(WHAT THE EXERCISE ASKS):
Down to the final line, write out the data below exactly.

Data about app and page elements
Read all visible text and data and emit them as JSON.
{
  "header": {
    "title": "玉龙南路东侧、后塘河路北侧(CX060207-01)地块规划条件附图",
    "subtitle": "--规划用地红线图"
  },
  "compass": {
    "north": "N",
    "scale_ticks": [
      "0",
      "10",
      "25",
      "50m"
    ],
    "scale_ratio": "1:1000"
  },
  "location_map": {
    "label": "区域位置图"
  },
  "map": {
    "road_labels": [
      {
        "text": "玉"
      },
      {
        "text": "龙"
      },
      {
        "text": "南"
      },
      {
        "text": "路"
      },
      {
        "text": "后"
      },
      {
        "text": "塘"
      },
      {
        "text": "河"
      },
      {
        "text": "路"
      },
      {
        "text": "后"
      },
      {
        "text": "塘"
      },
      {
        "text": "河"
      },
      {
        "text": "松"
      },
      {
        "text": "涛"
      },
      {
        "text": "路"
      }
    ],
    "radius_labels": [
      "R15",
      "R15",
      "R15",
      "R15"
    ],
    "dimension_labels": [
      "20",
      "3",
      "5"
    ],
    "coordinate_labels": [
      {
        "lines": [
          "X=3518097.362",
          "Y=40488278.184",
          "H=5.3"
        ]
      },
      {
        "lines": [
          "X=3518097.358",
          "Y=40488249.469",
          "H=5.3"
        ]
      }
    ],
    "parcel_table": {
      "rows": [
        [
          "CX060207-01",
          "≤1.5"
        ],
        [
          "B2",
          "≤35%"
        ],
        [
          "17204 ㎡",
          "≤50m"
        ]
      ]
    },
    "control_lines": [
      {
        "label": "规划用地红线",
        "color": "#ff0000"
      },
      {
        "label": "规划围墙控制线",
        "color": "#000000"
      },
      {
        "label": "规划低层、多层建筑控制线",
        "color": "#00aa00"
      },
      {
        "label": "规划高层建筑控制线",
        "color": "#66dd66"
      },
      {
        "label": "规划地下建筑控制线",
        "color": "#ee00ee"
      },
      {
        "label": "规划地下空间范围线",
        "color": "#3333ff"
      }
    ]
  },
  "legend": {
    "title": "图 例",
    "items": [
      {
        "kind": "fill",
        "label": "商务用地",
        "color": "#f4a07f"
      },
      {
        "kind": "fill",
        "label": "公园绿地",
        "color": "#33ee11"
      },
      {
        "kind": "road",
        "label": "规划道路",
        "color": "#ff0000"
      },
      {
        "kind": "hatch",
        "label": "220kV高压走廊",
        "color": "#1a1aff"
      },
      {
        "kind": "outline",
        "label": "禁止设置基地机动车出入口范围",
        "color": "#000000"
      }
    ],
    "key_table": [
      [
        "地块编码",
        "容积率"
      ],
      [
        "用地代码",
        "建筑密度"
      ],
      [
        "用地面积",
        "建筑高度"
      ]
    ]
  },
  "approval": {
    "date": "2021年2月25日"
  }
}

(WRITTEN ANSWER):
Read all visible text and data and emit them as JSON.
{
  "header": {
    "title": "玉龙南路东侧、后塘河路北侧(CX060207-01)地块规划条件附图",
    "subtitle": "--规划用地红线图"
  },
  "compass": {
    "north": "N",
    "scale_ticks": [
      "0",
      "10",
      "25",
      "50m"
    ],
    "scale_ratio": "1:1000"
  },
  "location_map": {
    "label": "区域位置图"
  },
  "map": {
    "road_labels": [
      {
        "text": "玉"
      },
      {
        "text": "龙"
      },
      {
        "text": "南"
      },
      {
        "text": "路"
      },
      {
        "text": "后"
      },
      {
        "text": "塘"
      },
      {
        "text": "河"
      },
      {
        "text": "路"
      },
      {
        "text": "后"
      },
      {
        "text": "塘"
      },
      {
        "text": "河"
      },
      {
        "text": "松"
      },
      {
        "text": "涛"
      },
      {
        "text": "路"
      }
    ],
    "radius_labels": [
      "R15",
      "R15",
      "R15",
      "R15"
    ],
    "dimension_labels": [
      "20",
      "3",
      "5"
    ],
    "coordinate_labels": [
      {
        "lines": [
          "X=3518097.362",
          "Y=40488278.184",
          "H=5.3"
        ]
      },
      {
        "lines": [
          "X=3518097.358",
          "Y=40488249.469",
          "H=5.3"
        ]
      }
    ],
    "parcel_table": {
      "rows": [
        [
          "CX060207-01",
          "≤1.5"
        ],
        [
          "B2",
          "≤35%"
        ],
        [
          "17204 ㎡",
          "≤50m"
        ]
      ]
    },
    "control_lines": [
      {
        "label": "规划用地红线",
        "color": "#ff0000"
      },
      {
        "label": "规划围墙控制线",
        "color": "#000000"
      },
      {
        "label": "规划低层、多层建筑控制线",
        "color": "#00aa00"
      },
      {
        "label": "规划高层建筑控制线",
        "color": "#66dd66"
      },
      {
        "label": "规划地下建筑控制线",
        "color": "#ee00ee"
      },
      {
        "label": "规划地下空间范围线",
        "color": "#3333ff"
      }
    ]
  },
  "legend": {
    "title": "图 例",
    "items": [
      {
        "kind": "fill",
        "label": "商务用地",
        "color": "#f4a07f"
      },
      {
        "kind": "fill",
        "label": "公园绿地",
        "color": "#33ee11"
      },
      {
        "kind": "road",
        "label": "规划道路",
        "color": "#ff0000"
      },
      {
        "kind": "hatch",
        "label": "220kV高压走廊",
        "color": "#1a1aff"
      },
      {
        "kind": "outline",
        "label": "禁止设置基地机动车出入口范围",
        "color": "#000000"
      }
    ],
    "key_table": [
      [
        "地块编码",
        "容积率"
      ],
      [
        "用地代码",
        "建筑密度"
      ],
      [
        "用地面积",
        "建筑高度"
      ]
    ]
  },
  "approval": {
    "date": "2021年2月25日"
  }
}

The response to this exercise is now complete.